Traditional Buddhist teaching naturally lends itself to the idea of gender equality. For instance, the idea of anatta (non-self) breaks down the divisions between male and female. Gender is often defined according to a fixed idea of what is considered masculine and feminine and as such male and female roles in society. These fixed ideas are often the cause of sexual stereotypes. However, if one has no fixed ‘self’ then such gender definitions become ambiguous (although this is not to say that there are no men and women!). In many respects the removal of divisions between men and women is also at the heart of Feminism which seeks to raise the status of women in a world which, according to them, has been shaped by men and male interests.
At the heart of Buddhism is the problem of dukkha (suffering). This is not only physical but also involves much emotional and psychological suffering caused through bad actions or attitudes. An example of how dukkha may arise in relation to women is if they are denied opportunities due to being discriminated against on the basis of their gender (E.g. Women should not be mechanics because that is a man’s job). Combined with this is the idea of compassion which is the promotion of respect and dignity for all living things. Clearly, if women are not being treated equally then compassion is not being demonstrated.
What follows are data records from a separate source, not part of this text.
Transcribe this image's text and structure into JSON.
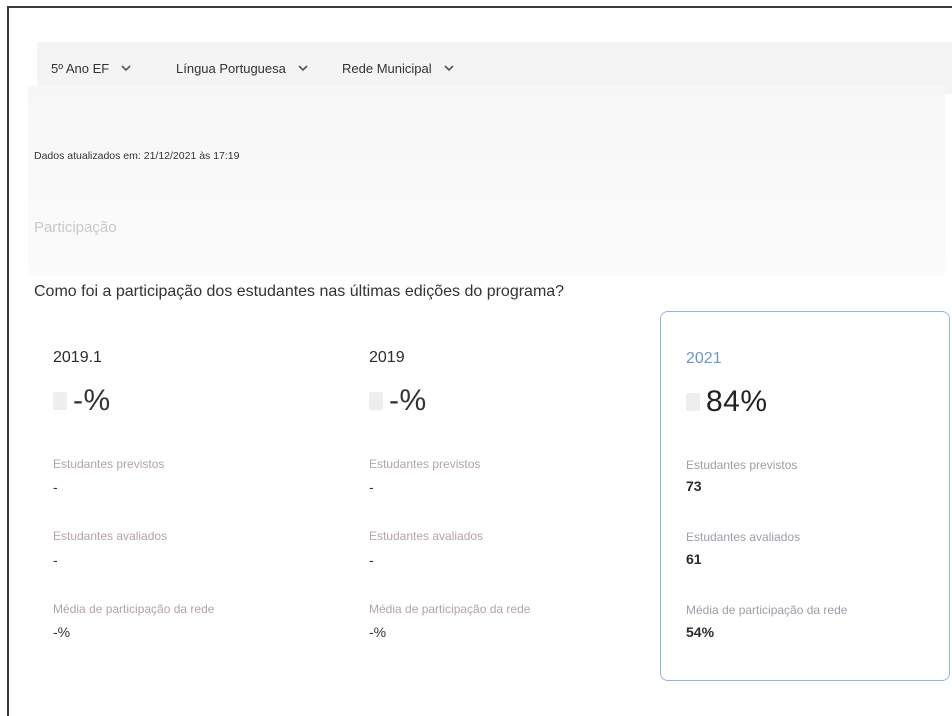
{
  "filters": [
    {
      "label": "5º Ano EF"
    },
    {
      "label": "Língua Portuguesa"
    },
    {
      "label": "Rede Municipal"
    }
  ],
  "updated_text": "Dados atualizados em: 21/12/2021 às 17:19",
  "section_title": "Participação",
  "question": "Como foi a participação dos estudantes nas últimas edições do programa?",
  "cards": [
    {
      "year": "2019.1",
      "percent": "-%",
      "previstos_label": "Estudantes previstos",
      "previstos_value": "-",
      "avaliados_label": "Estudantes avaliados",
      "avaliados_value": "-",
      "media_label": "Média de participação da rede",
      "media_value": "-%"
    },
    {
      "year": "2019",
      "percent": "-%",
      "previstos_label": "Estudantes previstos",
      "previstos_value": "-",
      "avaliados_label": "Estudantes avaliados",
      "avaliados_value": "-",
      "media_label": "Média de participação da rede",
      "media_value": "-%"
    },
    {
      "year": "2021",
      "percent": "84%",
      "previstos_label": "Estudantes previstos",
      "previstos_value": "73",
      "avaliados_label": "Estudantes avaliados",
      "avaliados_value": "61",
      "media_label": "Média de participação da rede",
      "media_value": "54%"
    }
  ],
  "colors": {
    "accent": "#6a98d2",
    "selected_border": "#8db6e8",
    "muted_label": "#b3a3a8"
  }
}
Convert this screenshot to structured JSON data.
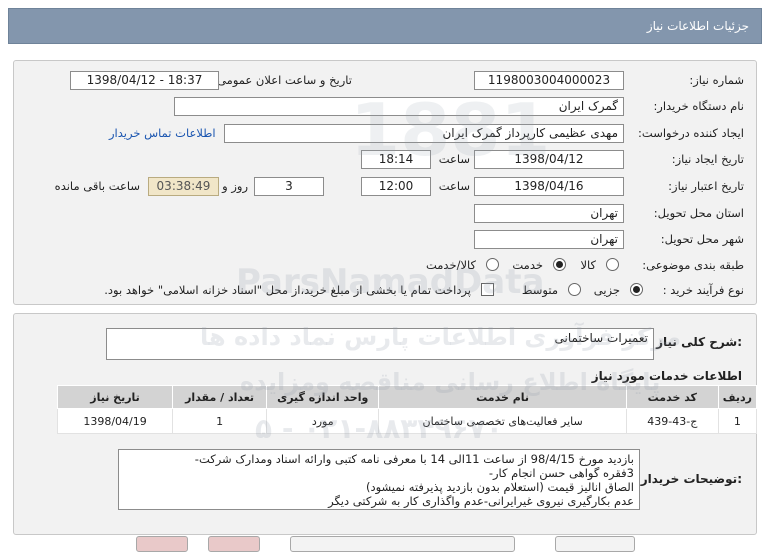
{
  "header": {
    "title": "جزئیات اطلاعات نیاز"
  },
  "form": {
    "need_number_label": "شماره نیاز:",
    "need_number": "1198003004000023",
    "announce_label": "تاریخ و ساعت اعلان عمومی:",
    "announce_value": "1398/04/12 - 18:37",
    "buyer_label": "نام دستگاه خریدار:",
    "buyer_value": "گمرک ایران",
    "creator_label": "ایجاد کننده درخواست:",
    "creator_value": "مهدی عظیمی کارپرداز گمرک ایران",
    "contact_link": "اطلاعات تماس خریدار",
    "created_label": "تاریخ ایجاد نیاز:",
    "created_date": "1398/04/12",
    "time_label": "ساعت",
    "created_time": "18:14",
    "validity_label": "تاریخ اعتبار نیاز:",
    "validity_date": "1398/04/16",
    "validity_time": "12:00",
    "days_value": "3",
    "days_label": "روز و",
    "remaining_time": "03:38:49",
    "remaining_label": "ساعت باقی مانده",
    "province_label": "استان محل تحویل:",
    "province_value": "تهران",
    "city_label": "شهر محل تحویل:",
    "city_value": "تهران",
    "category_label": "طبقه بندی موضوعی:",
    "category_options": [
      "کالا",
      "خدمت",
      "کالا/خدمت"
    ],
    "category_selected": "خدمت",
    "process_label": "نوع فرآیند خرید :",
    "process_options": [
      "جزیی",
      "متوسط"
    ],
    "process_selected": "جزیی",
    "payment_note": "پرداخت تمام یا بخشی از مبلغ خرید،از محل \"اسناد خزانه اسلامی\" خواهد بود."
  },
  "summary": {
    "label": "شرح کلی نیاز:",
    "value": "تعمیرات ساختمانی"
  },
  "services": {
    "heading": "اطلاعات خدمات مورد نیاز",
    "columns": [
      "ردیف",
      "کد خدمت",
      "نام خدمت",
      "واحد اندازه گیری",
      "تعداد / مقدار",
      "تاریخ نیاز"
    ],
    "rows": [
      [
        "1",
        "ج-43-439",
        "سایر فعالیت‌های تخصصی ساختمان",
        "مورد",
        "1",
        "1398/04/19"
      ]
    ]
  },
  "buyer_notes": {
    "label": "توضیحات خریدار:",
    "lines": [
      "بازدید مورخ 98/4/15 از ساعت 11الی 14 با معرفی نامه کتبی وارائه اسناد ومدارک شرکت-",
      "3فقره گواهی حسن انجام کار-",
      "الصاق انالیز قیمت (استعلام بدون بازدید پذیرفته نمیشود)",
      "عدم بکارگیری نیروی غیرایرانی-عدم واگذاری کار به شرکتی دیگر"
    ]
  },
  "watermark": {
    "text1": "ParsNamadData",
    "text2": "مرکز فرآوری اطلاعات پارس نماد داده ها",
    "text3": "پایگاه اطلاع رسانی مناقصه ومزایده",
    "text4": "۰۲۱-۸۸۳۴۹۶۷۰ - ۵",
    "text5": "1881"
  },
  "colors": {
    "title_bar": "#8396ad",
    "panel": "#f2f2f2",
    "table_header": "#d3d3d3",
    "timer": "#f1e6c8",
    "link": "#1a55b0"
  }
}
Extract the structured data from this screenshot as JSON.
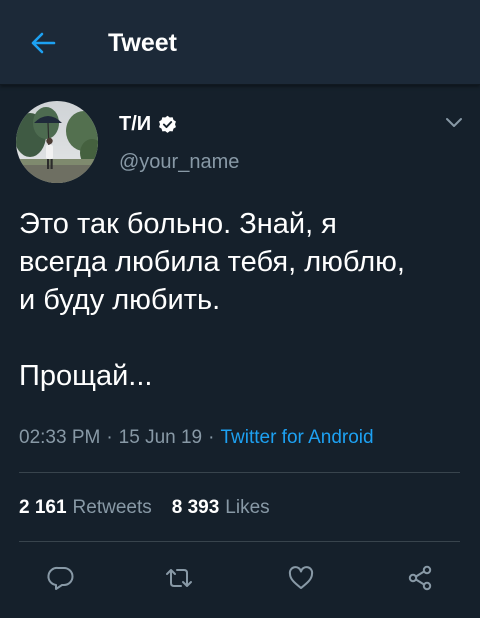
{
  "header": {
    "title": "Tweet",
    "back_icon": "arrow-left-icon"
  },
  "author": {
    "display_name": "Т/И",
    "verified": true,
    "handle": "@your_name",
    "avatar_icon": "profile-photo"
  },
  "tweet": {
    "text": "Это так больно. Знай, я\nвсегда любила тебя, люблю,\nи буду любить.\n\nПрощай...",
    "time": "02:33 PM",
    "date": "15 Jun 19",
    "source": "Twitter for Android"
  },
  "stats": {
    "retweets_count": "2 161",
    "retweets_label": "Retweets",
    "likes_count": "8 393",
    "likes_label": "Likes"
  },
  "actions": [
    "reply-icon",
    "retweet-icon",
    "like-icon",
    "share-icon"
  ],
  "colors": {
    "background": "#15202b",
    "header_background": "#1c2938",
    "accent": "#1da1f2",
    "secondary_text": "#8899a6",
    "divider": "#38444d"
  }
}
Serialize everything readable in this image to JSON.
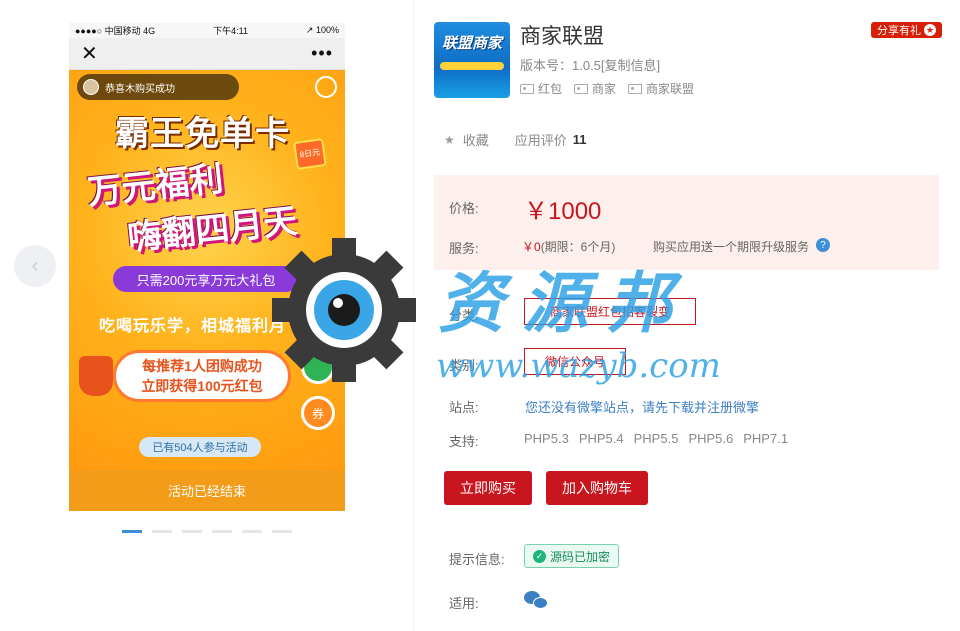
{
  "gallery": {
    "status_bar": {
      "carrier": "●●●●○ 中国移动 4G",
      "time": "下午4:11",
      "battery": "↗ 100%"
    },
    "wx_bar": {
      "close": "✕",
      "more": "•••"
    },
    "poster": {
      "notice": "恭喜木购买成功",
      "title": "霸王免单卡",
      "ticket": "8日元",
      "line1": "万元福利",
      "line2": "嗨翻四月天",
      "offer": "只需200元享万元大礼包",
      "slogan": "吃喝玩乐学，相城福利月",
      "promo_line1": "每推荐1人团购成功",
      "promo_line2": "立即获得100元红包",
      "coupon": "券",
      "joined": "已有504人参与活动",
      "ended": "活动已经结束"
    },
    "prev_arrow": "‹",
    "slide_count": 6,
    "active_slide": 1
  },
  "app": {
    "icon_text": "联盟商家",
    "name": "商家联盟",
    "version": "版本号：1.0.5[复制信息]",
    "tags": [
      "红包",
      "商家",
      "商家联盟"
    ],
    "share_gift": "分享有礼"
  },
  "stats": {
    "favorite": "收藏",
    "rating_label": "应用评价",
    "rating_value": "11"
  },
  "pricing": {
    "price_label": "价格:",
    "price": "￥1000",
    "service_label": "服务:",
    "service_price": "￥0",
    "service_period": "(期限：6个月)",
    "service_note": "购买应用送一个期限升级服务",
    "help": "?"
  },
  "details": {
    "category_label": "分类:",
    "category": "商家联盟红包招客裂变",
    "type_label": "类别:",
    "type": "微信公众号",
    "site_label": "站点:",
    "site": "您还没有微擎站点，请先下载并注册微擎",
    "support_label": "支持:",
    "support": [
      "PHP5.3",
      "PHP5.4",
      "PHP5.5",
      "PHP5.6",
      "PHP7.1"
    ]
  },
  "actions": {
    "buy": "立即购买",
    "cart": "加入购物车"
  },
  "info": {
    "hint_label": "提示信息:",
    "encrypted": "源码已加密",
    "apply_label": "适用:"
  },
  "watermark": {
    "title": "资源邦",
    "url": "www.wazyb.com"
  },
  "colors": {
    "accent_red": "#c9151e",
    "link_blue": "#3d7fc4",
    "price_bg": "#fdefeb",
    "watermark_blue": "#2aa0e6"
  }
}
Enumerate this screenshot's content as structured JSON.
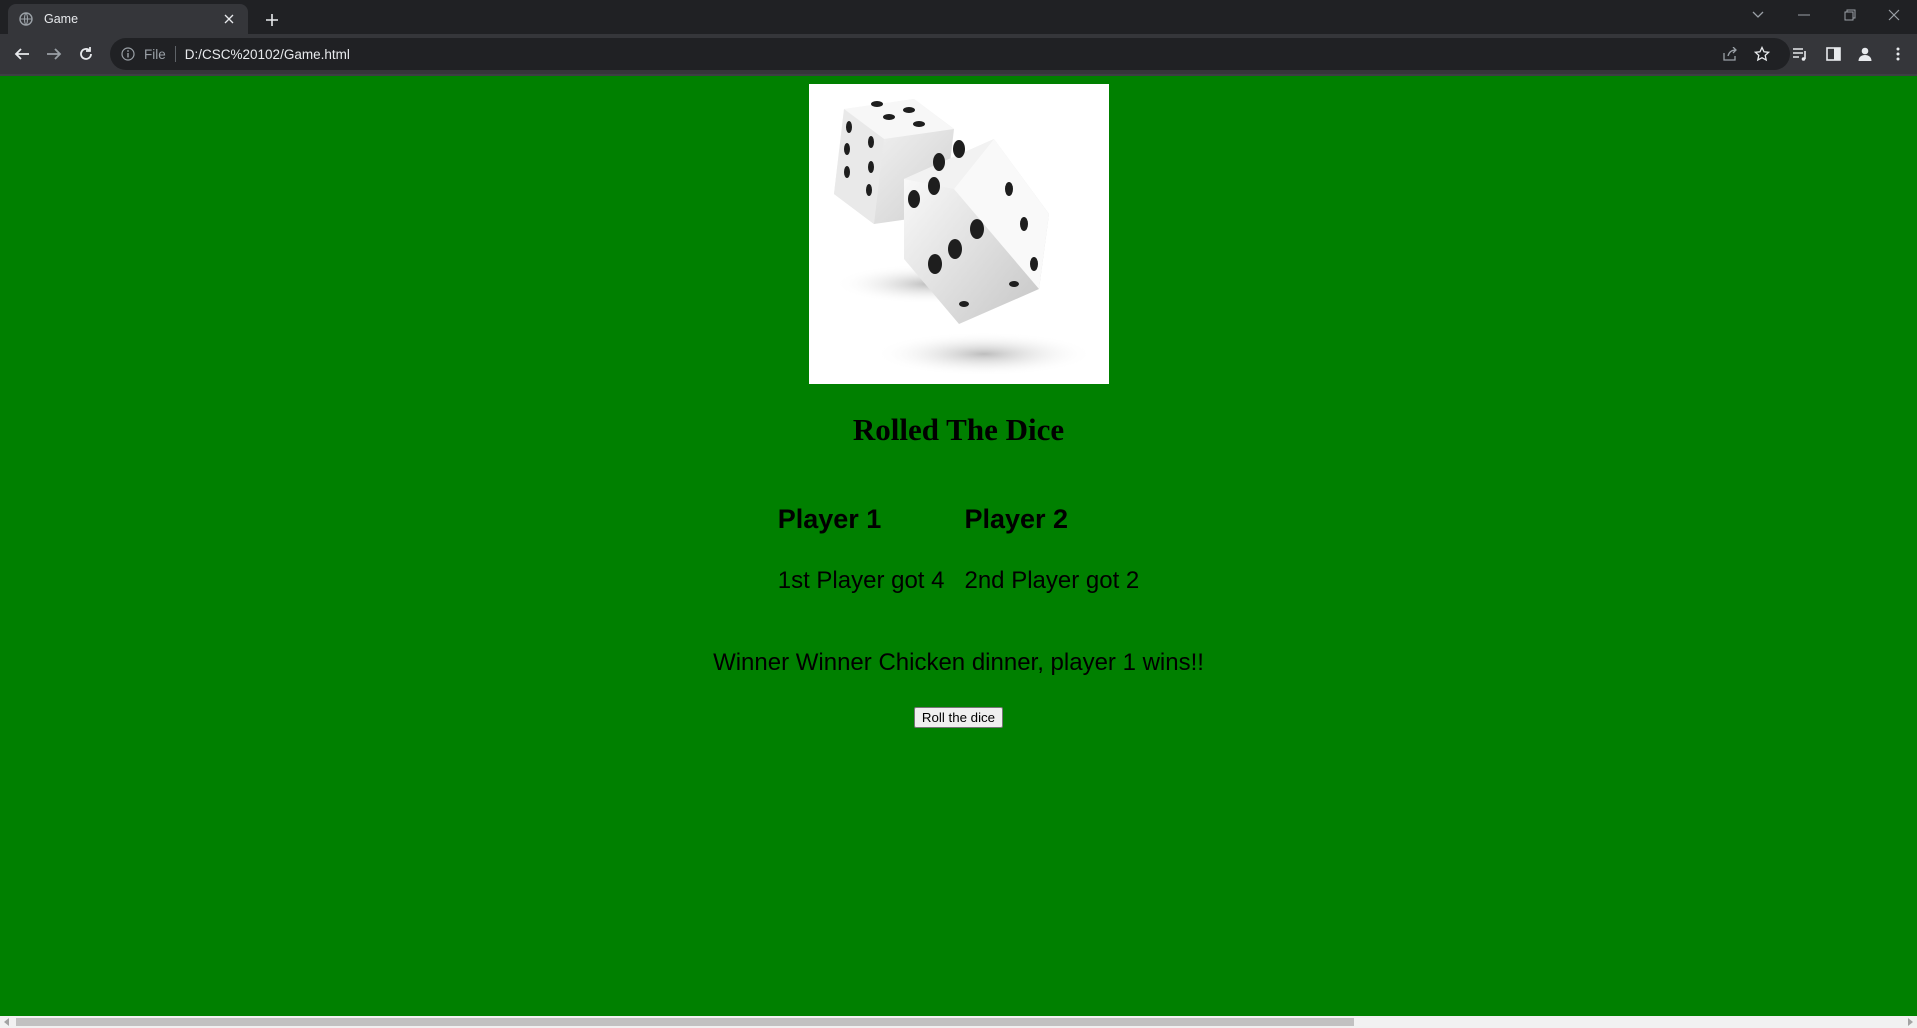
{
  "browser": {
    "tab_title": "Game",
    "url_scheme_label": "File",
    "url": "D:/CSC%20102/Game.html"
  },
  "page": {
    "background_color": "#008000",
    "title": "Rolled The Dice",
    "player1_heading": "Player 1",
    "player2_heading": "Player 2",
    "player1_result": "1st Player got 4",
    "player2_result": "2nd Player got 2",
    "winner_text": "Winner Winner Chicken dinner, player 1 wins!!",
    "roll_button_label": "Roll the dice",
    "dice_image_icon": "two-dice-icon"
  },
  "scrollbar": {
    "horizontal_thumb_fraction": 0.71
  }
}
Although the third precept challenges the sexual relationships of men and women, once again it is the first precept which encourages the development of wholesome attitudes by men and women towards each other (‘I undertake not to take life’). This precept does not just involve the literal physical taking of life but anything which promotes attitudes that deny people a quality of life. Thus it is vital for Buddhists that society is seen to protect and promote equal opportunities for both men and women.
It should be remembered that despite these teachings traditional Buddhists believe that, although men and women are equal, they have different roles. They believe it is the role of the man (husband) to provide for the family whilst it is the role of the woman (wife) to care for it (for more on this see Buddhism, Marriage and Divorce). This attitude can also be seen in the separation of monks and nuns (also for reasons discussed earlier – and maybe the practical purpose of protecting both from breaking the third precept (‘I undertake to avoid sexual misconduct’)).
In Vajrayana Buddhism there are many female Buddhas and Bodhisattvas. The most well known is Green Tara whose name means ‘She who saves’. There is also the Bodhisattva Kuan Yin, whose name means ‘Compassion’ as well as Prajnaparamita who is known as the mother of all Buddha’s because she represents anicca (the fundamental truth of life). This shows that the truth of Buddhism can be represented to people in both male and female forms.